* Exercise details:
The number of lines in the records that include "Branches" is all you should give.
[Start of Attachment]
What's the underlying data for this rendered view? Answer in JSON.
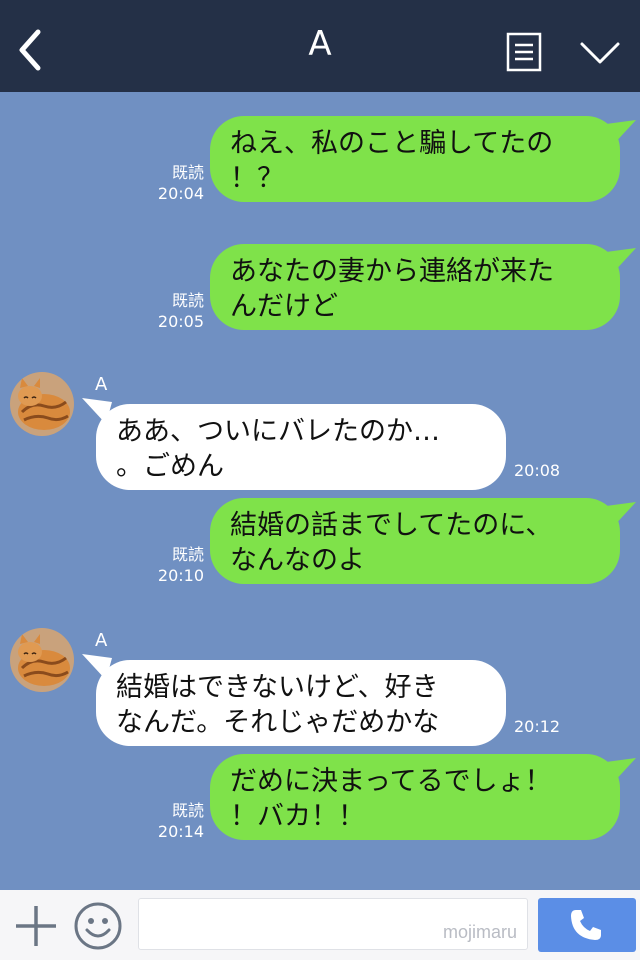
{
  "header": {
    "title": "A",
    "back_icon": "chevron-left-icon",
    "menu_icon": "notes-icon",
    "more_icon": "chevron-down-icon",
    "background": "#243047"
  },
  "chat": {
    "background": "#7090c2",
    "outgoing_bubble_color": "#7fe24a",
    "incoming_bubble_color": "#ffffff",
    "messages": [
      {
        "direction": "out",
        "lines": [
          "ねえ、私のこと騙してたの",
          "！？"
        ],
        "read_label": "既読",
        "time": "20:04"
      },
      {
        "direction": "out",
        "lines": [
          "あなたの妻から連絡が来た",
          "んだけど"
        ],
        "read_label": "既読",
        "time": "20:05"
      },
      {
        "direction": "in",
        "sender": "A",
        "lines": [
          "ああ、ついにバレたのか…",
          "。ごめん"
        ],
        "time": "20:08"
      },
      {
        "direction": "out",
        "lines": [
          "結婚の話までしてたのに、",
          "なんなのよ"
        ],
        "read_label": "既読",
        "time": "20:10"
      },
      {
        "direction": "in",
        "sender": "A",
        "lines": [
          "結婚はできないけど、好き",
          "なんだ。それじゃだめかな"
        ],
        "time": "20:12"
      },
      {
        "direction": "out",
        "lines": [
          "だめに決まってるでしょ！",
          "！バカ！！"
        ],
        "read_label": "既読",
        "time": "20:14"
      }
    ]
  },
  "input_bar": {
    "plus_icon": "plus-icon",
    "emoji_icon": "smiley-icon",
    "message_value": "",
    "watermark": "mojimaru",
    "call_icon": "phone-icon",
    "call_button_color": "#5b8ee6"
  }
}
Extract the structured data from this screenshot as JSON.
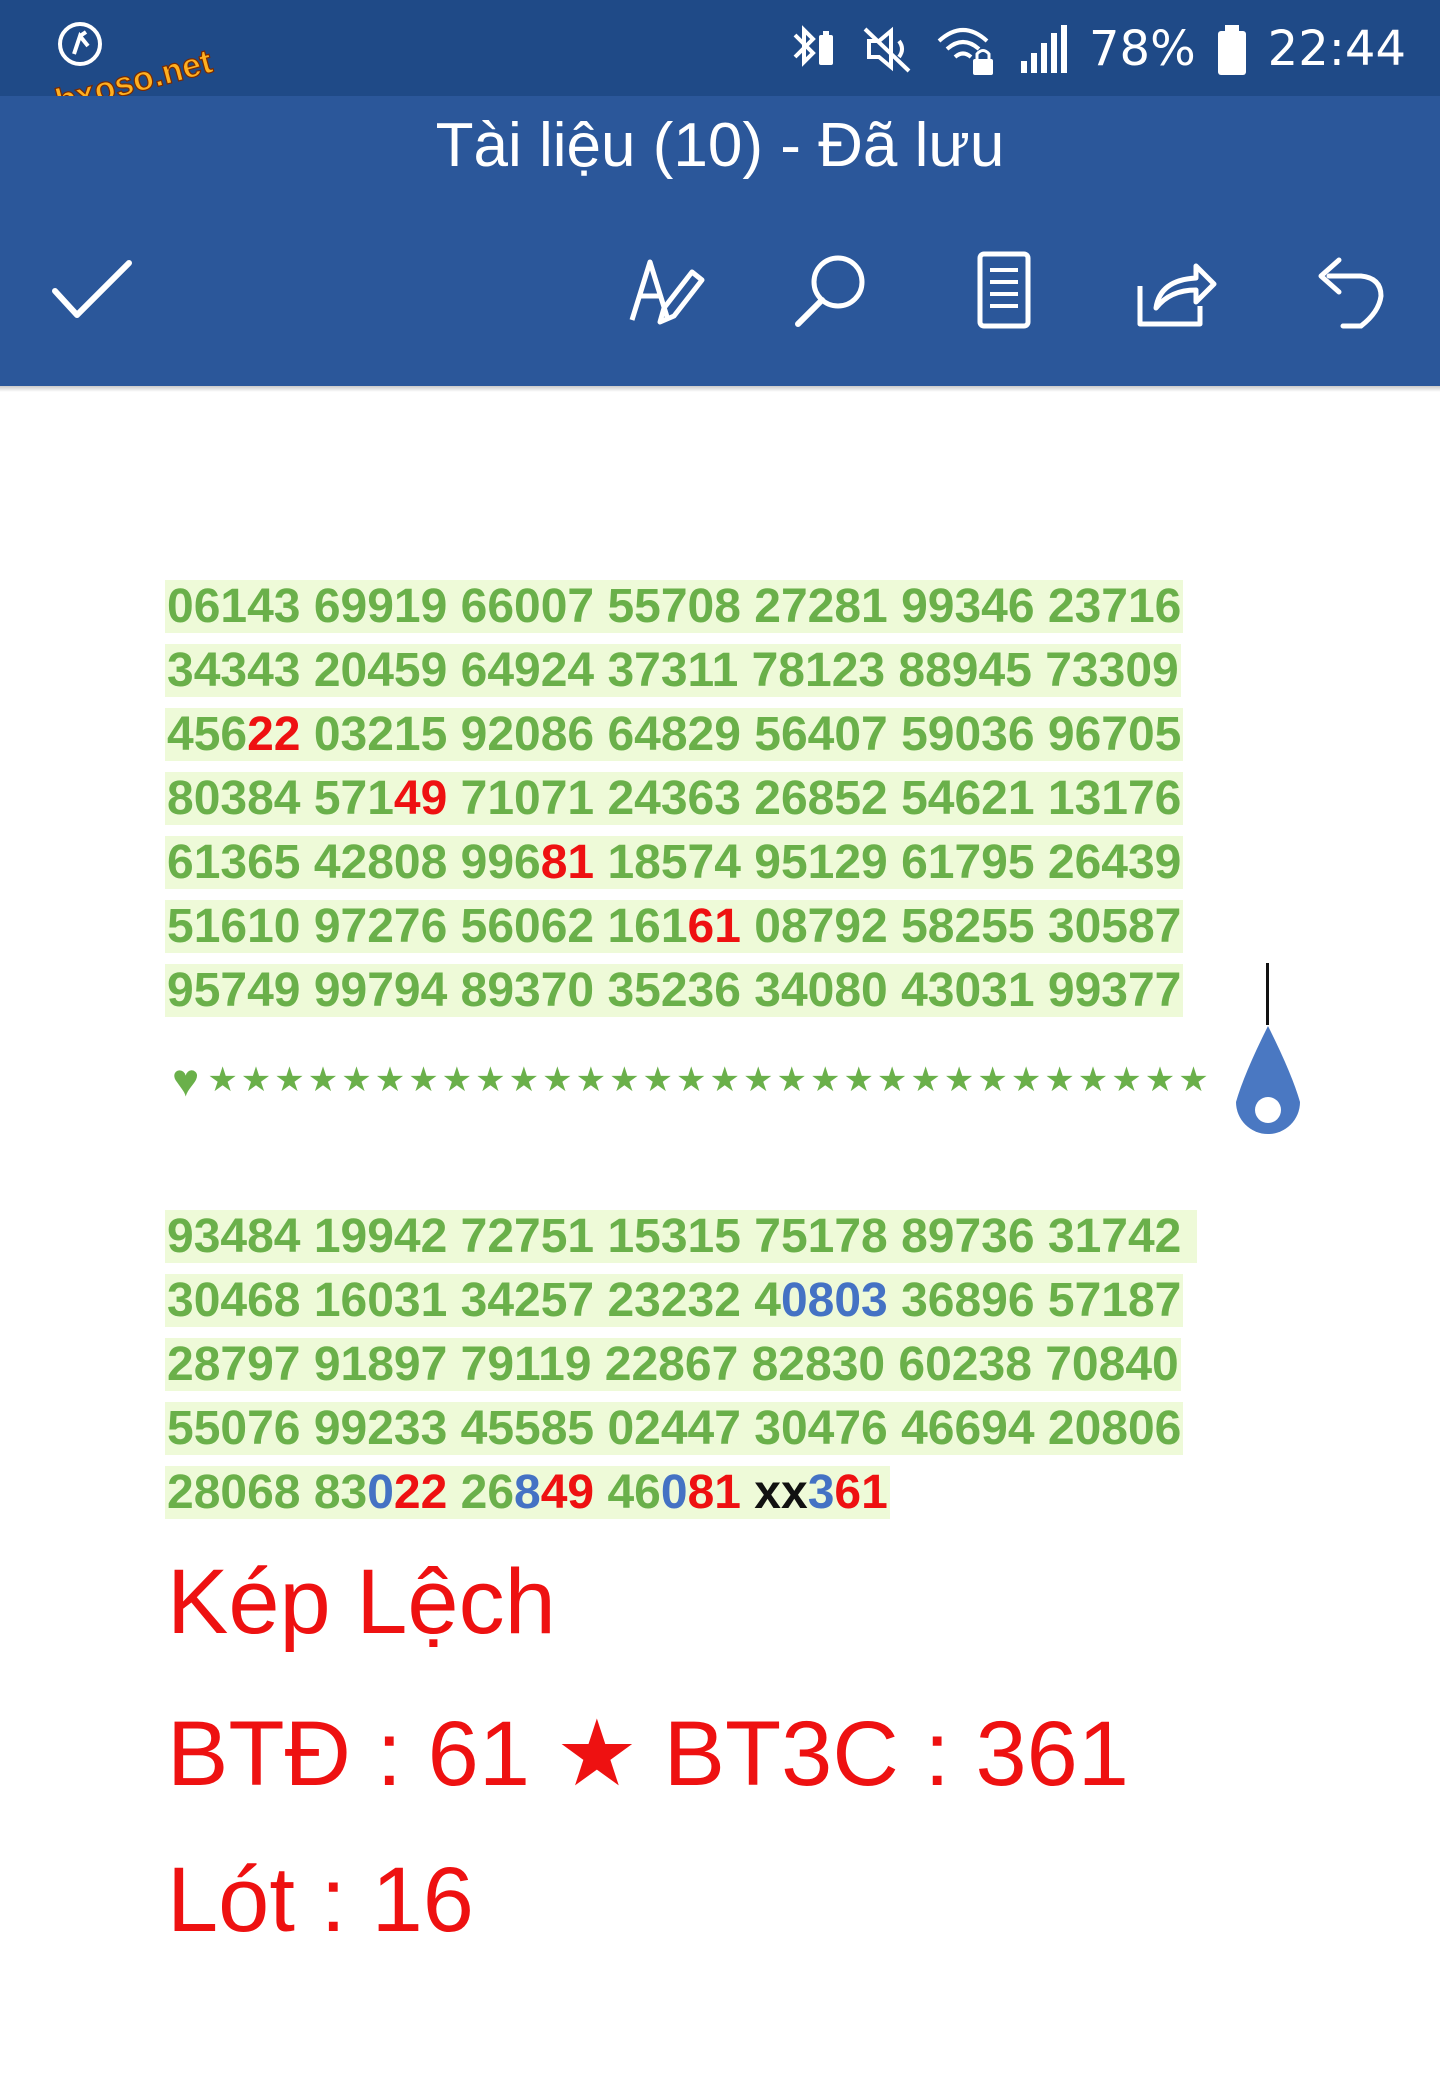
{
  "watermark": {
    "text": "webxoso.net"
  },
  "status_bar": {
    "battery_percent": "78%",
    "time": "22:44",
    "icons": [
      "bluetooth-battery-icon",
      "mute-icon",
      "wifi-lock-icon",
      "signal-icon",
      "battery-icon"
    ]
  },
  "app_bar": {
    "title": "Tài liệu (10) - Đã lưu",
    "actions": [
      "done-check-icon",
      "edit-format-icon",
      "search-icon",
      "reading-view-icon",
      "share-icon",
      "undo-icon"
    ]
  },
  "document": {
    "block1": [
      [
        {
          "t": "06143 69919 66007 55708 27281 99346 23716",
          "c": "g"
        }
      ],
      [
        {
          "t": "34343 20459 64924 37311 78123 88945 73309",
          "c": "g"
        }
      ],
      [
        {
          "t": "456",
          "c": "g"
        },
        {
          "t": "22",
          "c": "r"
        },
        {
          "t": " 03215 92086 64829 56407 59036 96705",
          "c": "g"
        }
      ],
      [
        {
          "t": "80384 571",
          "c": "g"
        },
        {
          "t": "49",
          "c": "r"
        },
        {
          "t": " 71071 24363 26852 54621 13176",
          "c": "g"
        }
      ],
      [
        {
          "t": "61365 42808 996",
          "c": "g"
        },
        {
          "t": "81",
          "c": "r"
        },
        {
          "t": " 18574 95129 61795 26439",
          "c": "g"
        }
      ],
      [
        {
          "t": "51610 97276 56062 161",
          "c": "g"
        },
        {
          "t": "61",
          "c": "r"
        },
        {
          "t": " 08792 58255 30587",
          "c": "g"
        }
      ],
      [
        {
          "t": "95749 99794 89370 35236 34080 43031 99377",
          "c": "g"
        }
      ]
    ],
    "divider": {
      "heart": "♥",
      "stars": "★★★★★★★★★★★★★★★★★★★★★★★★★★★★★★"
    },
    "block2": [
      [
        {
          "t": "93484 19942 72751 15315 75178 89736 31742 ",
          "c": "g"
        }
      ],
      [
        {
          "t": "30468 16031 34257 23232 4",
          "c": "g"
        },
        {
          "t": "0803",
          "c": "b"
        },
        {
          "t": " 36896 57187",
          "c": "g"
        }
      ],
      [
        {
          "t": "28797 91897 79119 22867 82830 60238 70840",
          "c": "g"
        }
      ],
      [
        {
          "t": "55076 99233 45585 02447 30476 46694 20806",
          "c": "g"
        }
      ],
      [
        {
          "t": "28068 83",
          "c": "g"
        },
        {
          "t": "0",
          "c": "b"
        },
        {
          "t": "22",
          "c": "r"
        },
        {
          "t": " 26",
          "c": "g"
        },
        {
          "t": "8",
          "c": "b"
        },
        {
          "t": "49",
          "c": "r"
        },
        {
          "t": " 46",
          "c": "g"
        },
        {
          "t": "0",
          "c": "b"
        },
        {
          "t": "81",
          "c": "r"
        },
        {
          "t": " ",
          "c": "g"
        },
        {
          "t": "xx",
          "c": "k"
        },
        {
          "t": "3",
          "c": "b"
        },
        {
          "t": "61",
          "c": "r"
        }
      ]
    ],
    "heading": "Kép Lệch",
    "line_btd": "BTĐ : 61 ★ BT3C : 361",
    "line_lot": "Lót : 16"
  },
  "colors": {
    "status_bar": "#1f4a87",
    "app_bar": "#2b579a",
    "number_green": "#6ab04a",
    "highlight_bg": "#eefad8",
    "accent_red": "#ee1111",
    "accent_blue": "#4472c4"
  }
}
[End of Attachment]
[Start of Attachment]
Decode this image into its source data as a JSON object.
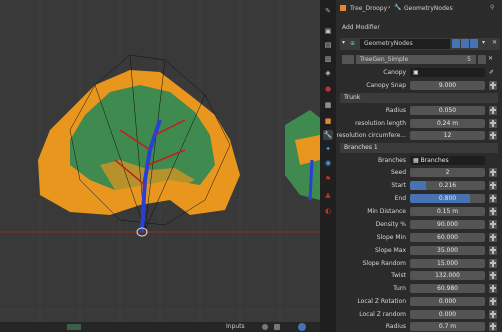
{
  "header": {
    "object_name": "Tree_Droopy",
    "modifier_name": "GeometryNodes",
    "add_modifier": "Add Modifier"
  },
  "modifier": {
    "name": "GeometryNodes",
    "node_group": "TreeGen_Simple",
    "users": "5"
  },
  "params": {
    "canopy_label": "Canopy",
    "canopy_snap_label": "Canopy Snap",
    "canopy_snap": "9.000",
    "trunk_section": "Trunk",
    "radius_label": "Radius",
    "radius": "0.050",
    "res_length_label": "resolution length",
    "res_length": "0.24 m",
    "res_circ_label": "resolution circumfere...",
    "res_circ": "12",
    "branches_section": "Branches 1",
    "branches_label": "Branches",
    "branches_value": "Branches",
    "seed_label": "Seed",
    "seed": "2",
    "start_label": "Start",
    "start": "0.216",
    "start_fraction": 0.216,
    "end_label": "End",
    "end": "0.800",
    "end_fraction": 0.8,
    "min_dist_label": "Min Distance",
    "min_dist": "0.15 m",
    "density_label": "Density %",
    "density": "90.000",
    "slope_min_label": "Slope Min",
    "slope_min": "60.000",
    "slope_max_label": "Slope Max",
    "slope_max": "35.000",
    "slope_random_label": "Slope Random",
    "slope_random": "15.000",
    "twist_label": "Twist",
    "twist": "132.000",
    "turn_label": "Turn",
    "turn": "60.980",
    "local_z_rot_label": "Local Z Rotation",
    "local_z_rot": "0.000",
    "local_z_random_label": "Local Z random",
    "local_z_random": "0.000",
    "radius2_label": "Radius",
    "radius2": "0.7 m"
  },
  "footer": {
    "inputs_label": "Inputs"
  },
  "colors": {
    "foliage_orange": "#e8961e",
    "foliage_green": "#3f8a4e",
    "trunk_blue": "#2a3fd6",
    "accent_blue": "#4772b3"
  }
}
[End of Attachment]
* Your solution:
3